WGA West president Patric Verrone, whose two-year term has been marked by a far more assertive approach to negotiations, plans to seek re-election.
Verrone told Daily Variety that he’ll run if the WGA West nominating committee selects him next month but didn’t elaborate. Given that Verrone won the election in 2005 over Ted Elliott with 69% backing, it’s improbable that the panel — which usually nominates incumbents — would spurn Verrone’s offer.
No challenger has yet emerged for the election, which will take place in September and also feature contests for VP, secretary-treasurer and eight of the 16 board seats to rep the 9,000 members of the WGA West. After the nominating committee announces candidates in late June, other candidates will have until July 20 to qualify via petition.
The WGA East, based in Gotham, will also announce its candidates next month following its call for nominations to the 4,000 members of that branch of the guild. Current prexy Chris Albers hasn’t indicated if he’ll run again, two years after defeating Richard Wesley for the top slot.
The elections, which usually draw about 20% participation, will be closely watched by the entire industry since the contests will take place against the backdrop of what are expected to be contentious contract negotiations. Bargaining starts July 16; the WGA’s current three-year deal expires Oct. 31.

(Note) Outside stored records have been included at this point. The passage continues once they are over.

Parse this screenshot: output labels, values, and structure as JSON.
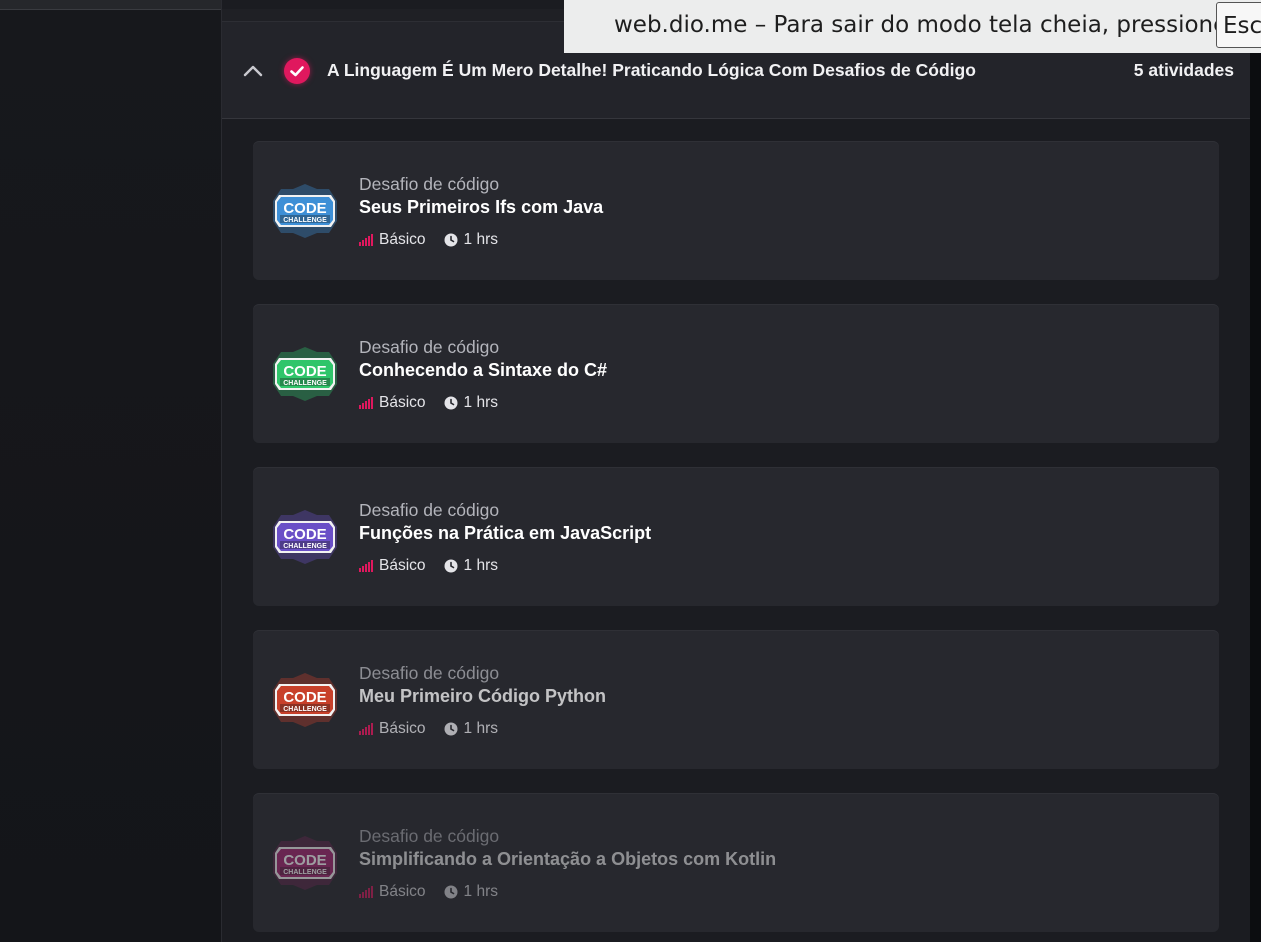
{
  "fullscreen_notice": {
    "message": "web.dio.me – Para sair do modo tela cheia, pressione",
    "key": "Esc"
  },
  "section": {
    "title": "A Linguagem É Um Mero Detalhe! Praticando Lógica Com Desafios de Código",
    "count": "5 atividades",
    "expanded": true
  },
  "colors": {
    "accent": "#e0185e",
    "card_bg": "#27282e",
    "page_bg": "#1b1c21"
  },
  "activities": [
    {
      "type": "Desafio de código",
      "title": "Seus Primeiros Ifs com Java",
      "level": "Básico",
      "duration": "1 hrs",
      "logo": "CODE CHALLENGE",
      "logo_color": "#3d8fd6"
    },
    {
      "type": "Desafio de código",
      "title": "Conhecendo a Sintaxe do C#",
      "level": "Básico",
      "duration": "1 hrs",
      "logo": "CODE CHALLENGE",
      "logo_color": "#2fc56a"
    },
    {
      "type": "Desafio de código",
      "title": "Funções na Prática em JavaScript",
      "level": "Básico",
      "duration": "1 hrs",
      "logo": "CODE CHALLENGE",
      "logo_color": "#6a4fc7"
    },
    {
      "type": "Desafio de código",
      "title": "Meu Primeiro Código Python",
      "level": "Básico",
      "duration": "1 hrs",
      "logo": "CODE CHALLENGE",
      "logo_color": "#c8402a"
    },
    {
      "type": "Desafio de código",
      "title": "Simplificando a Orientação a Objetos com Kotlin",
      "level": "Básico",
      "duration": "1 hrs",
      "logo": "CODE CHALLENGE",
      "logo_color": "#a0266f"
    }
  ]
}
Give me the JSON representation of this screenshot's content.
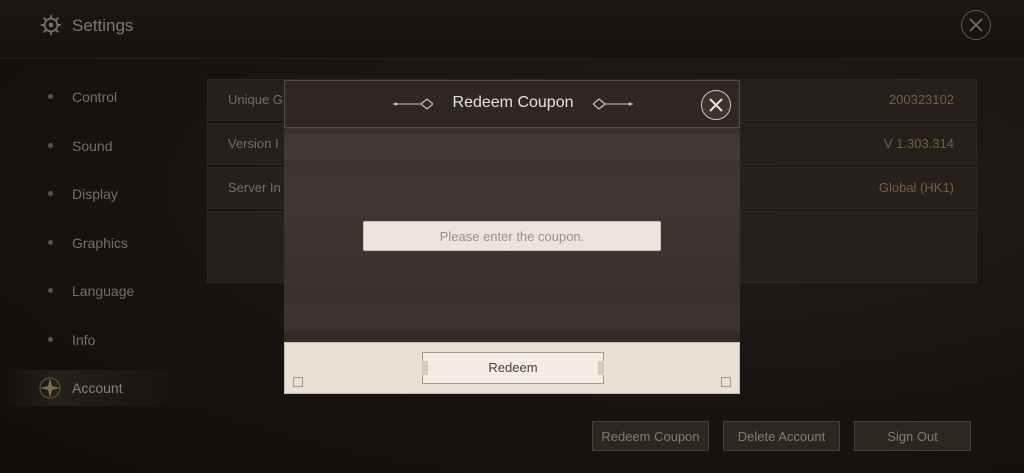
{
  "header": {
    "title": "Settings",
    "icons": {
      "settings": "gear-icon",
      "close": "close-icon"
    }
  },
  "sidebar": {
    "items": [
      {
        "label": "Control"
      },
      {
        "label": "Sound"
      },
      {
        "label": "Display"
      },
      {
        "label": "Graphics"
      },
      {
        "label": "Language"
      },
      {
        "label": "Info"
      },
      {
        "label": "Account",
        "active": true
      }
    ]
  },
  "account_info": {
    "rows": [
      {
        "key": "Unique G",
        "value": "200323102"
      },
      {
        "key": "Version I",
        "value": "V 1.303.314"
      },
      {
        "key": "Server In",
        "value": "Global (HK1)"
      }
    ]
  },
  "actions": {
    "redeem_coupon": "Redeem Coupon",
    "delete_account": "Delete Account",
    "sign_out": "Sign Out"
  },
  "modal": {
    "title": "Redeem Coupon",
    "input_placeholder": "Please enter the coupon.",
    "redeem_button": "Redeem"
  },
  "colors": {
    "accent_gold": "#c8a86a",
    "panel": "#3b332e",
    "modal_footer": "#e8e0d4"
  }
}
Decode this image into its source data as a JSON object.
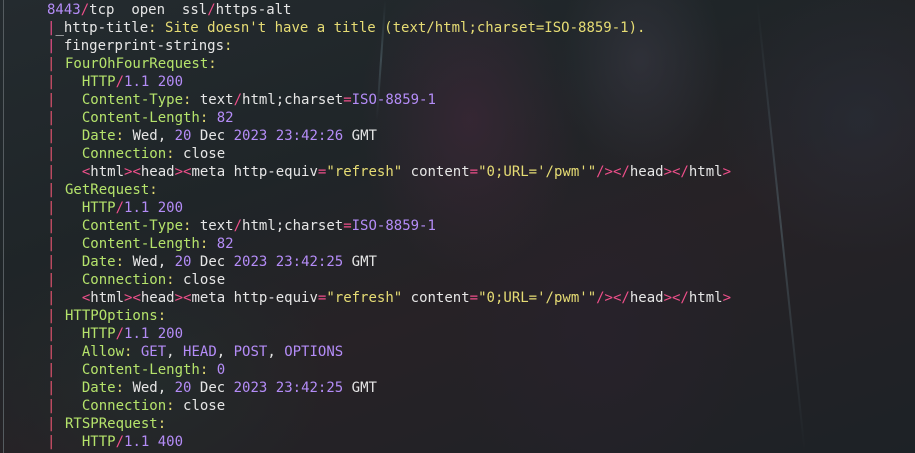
{
  "terminal": {
    "port_line": {
      "port": "8443",
      "slash": "/",
      "proto": "tcp",
      "state": "open",
      "svc1": "ssl",
      "svc2": "https-alt"
    },
    "http_title": {
      "key": "_http-title",
      "value": "Site doesn't have a title (text/html;charset=ISO-8859-1)."
    },
    "fingerprint": {
      "key": "fingerprint-strings"
    },
    "sections": {
      "fourohfour": {
        "name": "FourOhFourRequest",
        "status": {
          "proto": "HTTP",
          "ver": "1.1",
          "code": "200"
        },
        "content_type": {
          "key": "Content-Type",
          "type": "text",
          "sub": "html;charset",
          "val": "ISO-8859-1"
        },
        "content_length": {
          "key": "Content-Length",
          "val": "82"
        },
        "date": {
          "key": "Date",
          "day": "Wed",
          "d": "20",
          "mon": "Dec",
          "yr": "2023",
          "time": "23:42:26",
          "tz": "GMT"
        },
        "connection": {
          "key": "Connection",
          "val": "close"
        },
        "html": {
          "html": "html",
          "head": "head",
          "meta": "meta http-equiv",
          "eq1": "refresh",
          "content": " content",
          "eq2": "0;URL='/pwm'"
        }
      },
      "getrequest": {
        "name": "GetRequest",
        "status": {
          "proto": "HTTP",
          "ver": "1.1",
          "code": "200"
        },
        "content_type": {
          "key": "Content-Type",
          "type": "text",
          "sub": "html;charset",
          "val": "ISO-8859-1"
        },
        "content_length": {
          "key": "Content-Length",
          "val": "82"
        },
        "date": {
          "key": "Date",
          "day": "Wed",
          "d": "20",
          "mon": "Dec",
          "yr": "2023",
          "time": "23:42:25",
          "tz": "GMT"
        },
        "connection": {
          "key": "Connection",
          "val": "close"
        },
        "html": {
          "html": "html",
          "head": "head",
          "meta": "meta http-equiv",
          "eq1": "refresh",
          "content": " content",
          "eq2": "0;URL='/pwm'"
        }
      },
      "httpoptions": {
        "name": "HTTPOptions",
        "status": {
          "proto": "HTTP",
          "ver": "1.1",
          "code": "200"
        },
        "allow": {
          "key": "Allow",
          "v1": "GET",
          "v2": "HEAD",
          "v3": "POST",
          "v4": "OPTIONS"
        },
        "content_length": {
          "key": "Content-Length",
          "val": "0"
        },
        "date": {
          "key": "Date",
          "day": "Wed",
          "d": "20",
          "mon": "Dec",
          "yr": "2023",
          "time": "23:42:25",
          "tz": "GMT"
        },
        "connection": {
          "key": "Connection",
          "val": "close"
        }
      },
      "rtsp": {
        "name": "RTSPRequest",
        "status": {
          "proto": "HTTP",
          "ver": "1.1",
          "code": "400"
        }
      }
    },
    "colors": {
      "bar": "#e0536e",
      "key": "#b5e36b",
      "string": "#e6dc74",
      "number": "#b48cf7",
      "punct": "#ee4f8a",
      "text": "#e6e6e6"
    }
  }
}
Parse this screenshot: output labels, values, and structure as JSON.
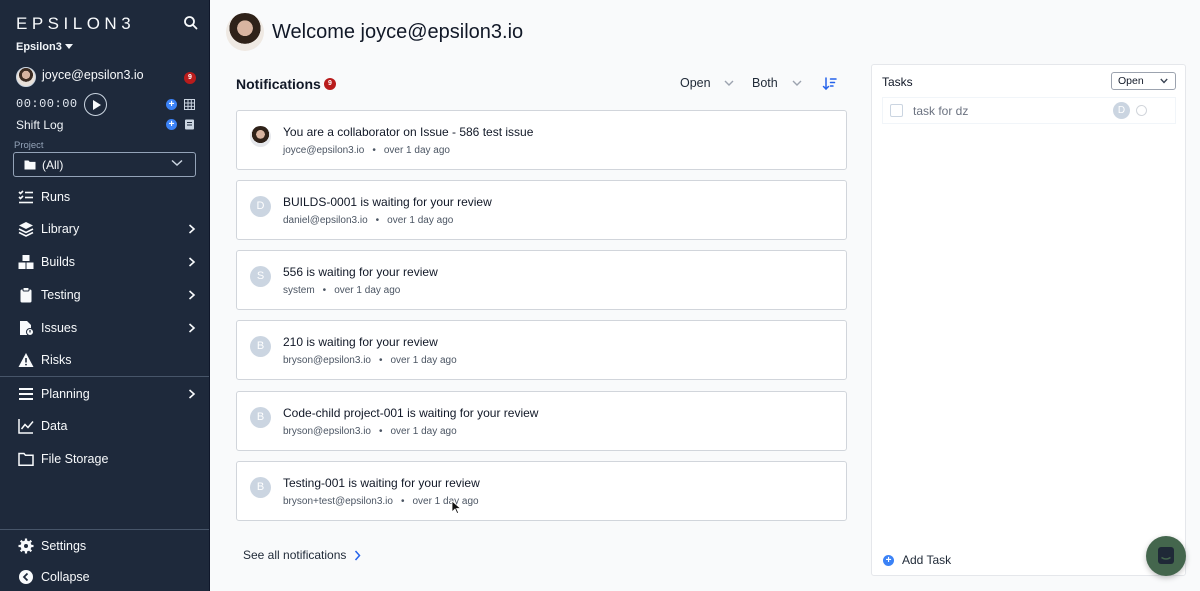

Two years ago, Verrone’s Writers United slate easily swept the WGA West election after campaigning on a platform highlighted by promises of organizing non-union work in reality, animation and cable; better relations with the WGA East; and better communications with members.
But the election of Verrone’s slate also reflected members’ frustration with negotiations in 2004, when the WGA couldn’t achieve its centerpiece goal of sweetening the DVD payout formula. And a week after Verrone ascended to the presidency, the board fired longtime exec director John McLean and replaced him with organizing chief David Young.
That led to more confrontational tactics and an increase in hostile rhetoric between the guild and lead industry negotiator Nick Counter during the run-up to negotiations. Some guild members have contended that the more assertive strategies carry the risk of marginalizing the WGA, but those policies received major support last fall when WGA West members backed all eight board candidates that Verrone had endorsed.
The only announced successes on the organizing front have been on two Comedy Central shows — “The Daily Show With Jon Stewart” and “The Colbert Report.” Verrone, an animation writer with credits on “Futurama,” “The Critic” and “The Simpsons,” has insisted that the focus on organizing is crucial to the future of showbiz writing by assuring that scribes have guild protections and benefits.
Verrone and Albers stressed last week, as part of the “pattern of demands” sent to members, that they’re most interested in making sure that writers are paid appropriately for Internet reuse and for work created specifically for the Web, cell phones and other digital platforms. Counter dismissed the WGA’s wish list as a nonstarter out of touch with the current realities of showbiz economics.